• [WHAT IS BEING ASKED]: With the pictures removed, please write out every line below exactly as given.

• [GIVEN DATA]:
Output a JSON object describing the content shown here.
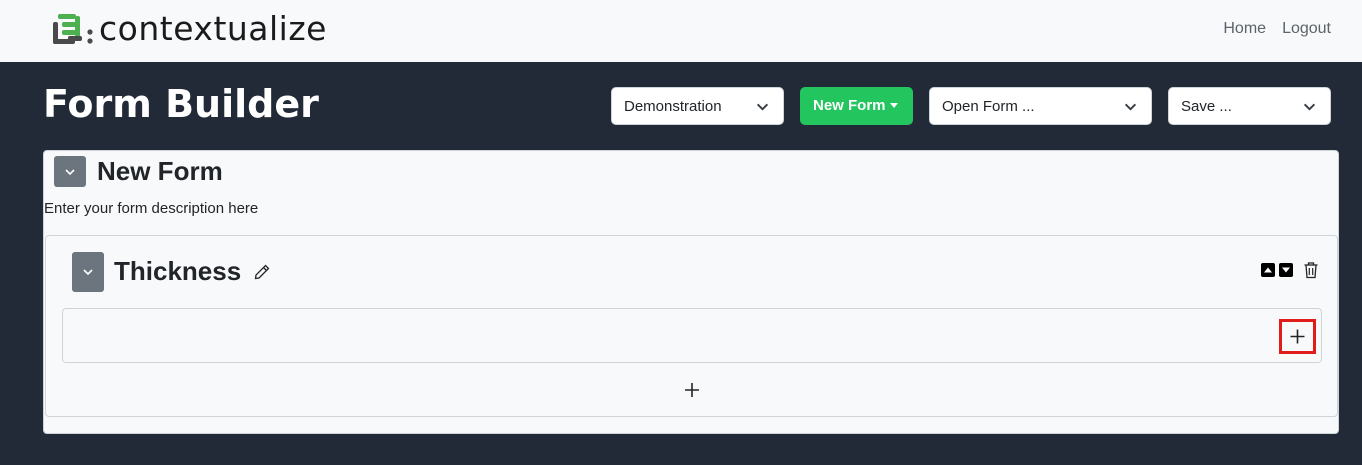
{
  "brand": "contextualize",
  "nav": {
    "home": "Home",
    "logout": "Logout"
  },
  "page_title": "Form Builder",
  "toolbar": {
    "project_select": "Demonstration",
    "new_form": "New Form",
    "open_form": "Open Form ...",
    "save": "Save ..."
  },
  "form": {
    "title": "New Form",
    "description": "Enter your form description here",
    "section": {
      "title": "Thickness"
    }
  },
  "colors": {
    "accent_green": "#22c55e",
    "dark_bg": "#212a36",
    "highlight": "#e21b1b"
  }
}
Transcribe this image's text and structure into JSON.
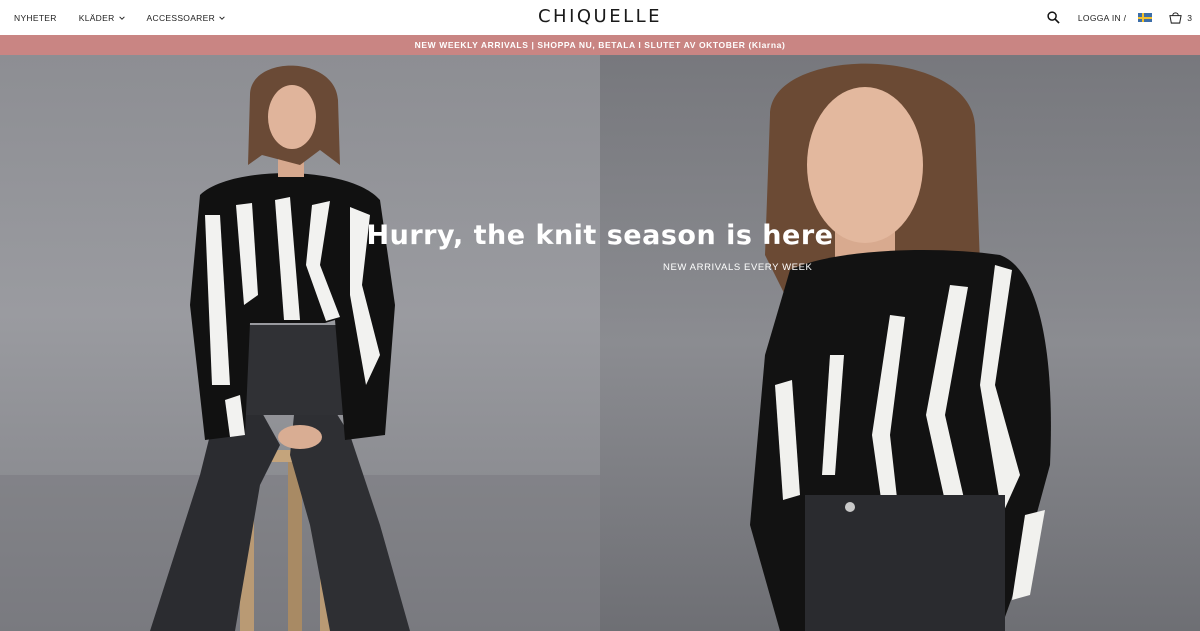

• [FINISHED TASK]:
Output a JSON object describing the content shown here.
{
  "brand": "contextualize",
  "nav": {
    "home": "Home",
    "logout": "Logout"
  },
  "page_title": "Form Builder",
  "toolbar": {
    "project_select": "Demonstration",
    "new_form": "New Form",
    "open_form": "Open Form ...",
    "save": "Save ..."
  },
  "form": {
    "title": "New Form",
    "description": "Enter your form description here",
    "section": {
      "title": "Thickness"
    }
  },
  "colors": {
    "accent_green": "#22c55e",
    "dark_bg": "#212a36",
    "highlight": "#e21b1b"
  }
}
Transcribe this image's text and structure into JSON.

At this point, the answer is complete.